Even if you’re an old-timer, you’ve probably heard of ByteDance’s ridiculously popular video-sharing app TikTok, which lets bored teens and other users create dance, lip-sync, and other types of short-form videos. Following allegations of invasive data collection and other major privacy issues (ByteDance, as you probably also know, is based in China), President Trump has proposed banning the app from the U.S. entirely, but according to a story from Reuters, TikTok might be given a second lease on life stateside thanks to new ownership.
China’s ByteDance has reportedly agreed to divest the app’s U.S. operations, relinquishing its user data to another huge entity. Sources claim that this will be no other than Microsoft, which is no stranger to hosting and managing hordes of personal information via Windows, LinkedIn, and other popular platforms.
“ByteDance was previously seeking to keep a minority stake in the U.S. business of TikTok, which the White House had rejected,” Reuters reported. “Under the new proposed deal, ByteDance would exit completely and Microsoft Corp would take over TikTok in the United States, the sources said.”
“Under ByteDance’s new proposal, Microsoft, which also owns professional social media network LinkedIn, will be in charge of protecting all of TikTok’s U.S. user data, the sources said. The plan allows for a U.S. company other than Microsoft to take over TikTok in the United States, the sources added.”
According to Fox Business Network’s Charles Gasparino, who was one of the first to report on this potential acquisition, Microsoft is the only big U.S. tech company that would be allowed to do this due to antitrust concerns.

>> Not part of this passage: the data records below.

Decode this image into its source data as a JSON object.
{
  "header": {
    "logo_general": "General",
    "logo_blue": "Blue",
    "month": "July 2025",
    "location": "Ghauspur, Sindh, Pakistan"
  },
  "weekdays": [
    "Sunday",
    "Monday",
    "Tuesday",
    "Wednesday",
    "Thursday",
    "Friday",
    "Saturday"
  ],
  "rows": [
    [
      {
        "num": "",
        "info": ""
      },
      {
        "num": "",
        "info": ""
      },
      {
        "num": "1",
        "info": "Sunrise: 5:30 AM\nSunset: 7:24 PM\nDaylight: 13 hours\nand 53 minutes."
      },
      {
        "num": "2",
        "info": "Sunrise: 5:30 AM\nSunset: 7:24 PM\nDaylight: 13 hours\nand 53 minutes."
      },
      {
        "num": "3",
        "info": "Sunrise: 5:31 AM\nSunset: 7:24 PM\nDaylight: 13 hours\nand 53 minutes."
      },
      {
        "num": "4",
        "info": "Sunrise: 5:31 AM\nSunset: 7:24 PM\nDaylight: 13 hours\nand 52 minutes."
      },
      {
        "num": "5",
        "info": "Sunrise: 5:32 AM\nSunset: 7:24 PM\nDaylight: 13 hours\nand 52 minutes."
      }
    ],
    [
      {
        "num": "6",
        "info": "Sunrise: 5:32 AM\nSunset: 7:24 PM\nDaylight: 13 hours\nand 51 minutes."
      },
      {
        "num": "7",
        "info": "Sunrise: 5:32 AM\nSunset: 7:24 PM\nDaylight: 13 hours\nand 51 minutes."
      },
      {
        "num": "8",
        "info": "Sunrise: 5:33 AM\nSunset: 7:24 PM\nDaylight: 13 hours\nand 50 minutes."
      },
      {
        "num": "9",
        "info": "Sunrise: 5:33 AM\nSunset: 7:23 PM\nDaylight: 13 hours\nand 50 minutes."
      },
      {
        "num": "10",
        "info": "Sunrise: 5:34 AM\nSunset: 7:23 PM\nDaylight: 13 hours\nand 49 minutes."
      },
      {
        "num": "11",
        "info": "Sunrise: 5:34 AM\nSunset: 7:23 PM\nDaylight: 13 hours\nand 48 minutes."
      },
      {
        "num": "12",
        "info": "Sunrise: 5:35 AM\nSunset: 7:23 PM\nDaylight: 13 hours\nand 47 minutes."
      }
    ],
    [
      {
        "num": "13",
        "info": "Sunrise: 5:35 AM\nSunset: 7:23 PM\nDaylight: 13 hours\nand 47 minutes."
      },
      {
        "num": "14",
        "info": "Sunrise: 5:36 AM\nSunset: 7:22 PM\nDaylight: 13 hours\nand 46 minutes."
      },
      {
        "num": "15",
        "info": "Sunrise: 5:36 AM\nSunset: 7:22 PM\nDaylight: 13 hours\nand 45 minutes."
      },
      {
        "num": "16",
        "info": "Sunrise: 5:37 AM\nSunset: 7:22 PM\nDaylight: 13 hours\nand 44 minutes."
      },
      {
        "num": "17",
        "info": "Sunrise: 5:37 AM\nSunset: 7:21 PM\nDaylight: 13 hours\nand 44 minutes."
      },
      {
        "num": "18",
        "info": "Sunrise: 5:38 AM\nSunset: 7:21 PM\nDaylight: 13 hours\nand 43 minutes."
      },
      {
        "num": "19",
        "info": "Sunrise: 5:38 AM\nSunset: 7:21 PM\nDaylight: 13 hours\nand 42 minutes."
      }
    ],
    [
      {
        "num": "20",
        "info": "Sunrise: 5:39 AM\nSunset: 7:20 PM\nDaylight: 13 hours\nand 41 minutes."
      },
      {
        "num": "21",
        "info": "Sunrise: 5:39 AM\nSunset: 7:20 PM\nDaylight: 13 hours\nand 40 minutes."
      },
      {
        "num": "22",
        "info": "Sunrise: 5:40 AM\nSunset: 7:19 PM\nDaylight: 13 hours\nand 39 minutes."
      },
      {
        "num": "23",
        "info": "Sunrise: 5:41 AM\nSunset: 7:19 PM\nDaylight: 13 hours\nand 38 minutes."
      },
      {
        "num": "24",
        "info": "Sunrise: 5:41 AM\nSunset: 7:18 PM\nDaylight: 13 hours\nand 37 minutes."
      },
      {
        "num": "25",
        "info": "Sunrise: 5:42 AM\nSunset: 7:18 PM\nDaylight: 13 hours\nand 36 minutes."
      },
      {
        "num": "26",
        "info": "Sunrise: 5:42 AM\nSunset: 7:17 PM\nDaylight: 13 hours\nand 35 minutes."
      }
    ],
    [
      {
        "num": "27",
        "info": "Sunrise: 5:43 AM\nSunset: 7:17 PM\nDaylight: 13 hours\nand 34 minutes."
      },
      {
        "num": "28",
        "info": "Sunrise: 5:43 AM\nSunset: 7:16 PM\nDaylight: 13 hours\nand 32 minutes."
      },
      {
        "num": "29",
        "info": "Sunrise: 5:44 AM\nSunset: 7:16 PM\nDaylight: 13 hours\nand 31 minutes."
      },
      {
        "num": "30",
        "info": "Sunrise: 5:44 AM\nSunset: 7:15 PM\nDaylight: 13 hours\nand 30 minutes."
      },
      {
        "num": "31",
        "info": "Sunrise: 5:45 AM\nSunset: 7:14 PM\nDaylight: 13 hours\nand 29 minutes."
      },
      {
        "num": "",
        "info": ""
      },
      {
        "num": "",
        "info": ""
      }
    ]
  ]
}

BREAKING (thread) on @Microsoft potential interest in buying the US portion of @tiktok, which the #CFIUS divestiture order will impact: Bankers with knowledge of the matter say Micosoft is well aware that Tiktok is a global company and Microsoft would need to build out the— Charles Gasparino (@CGasparino) July 31, 2020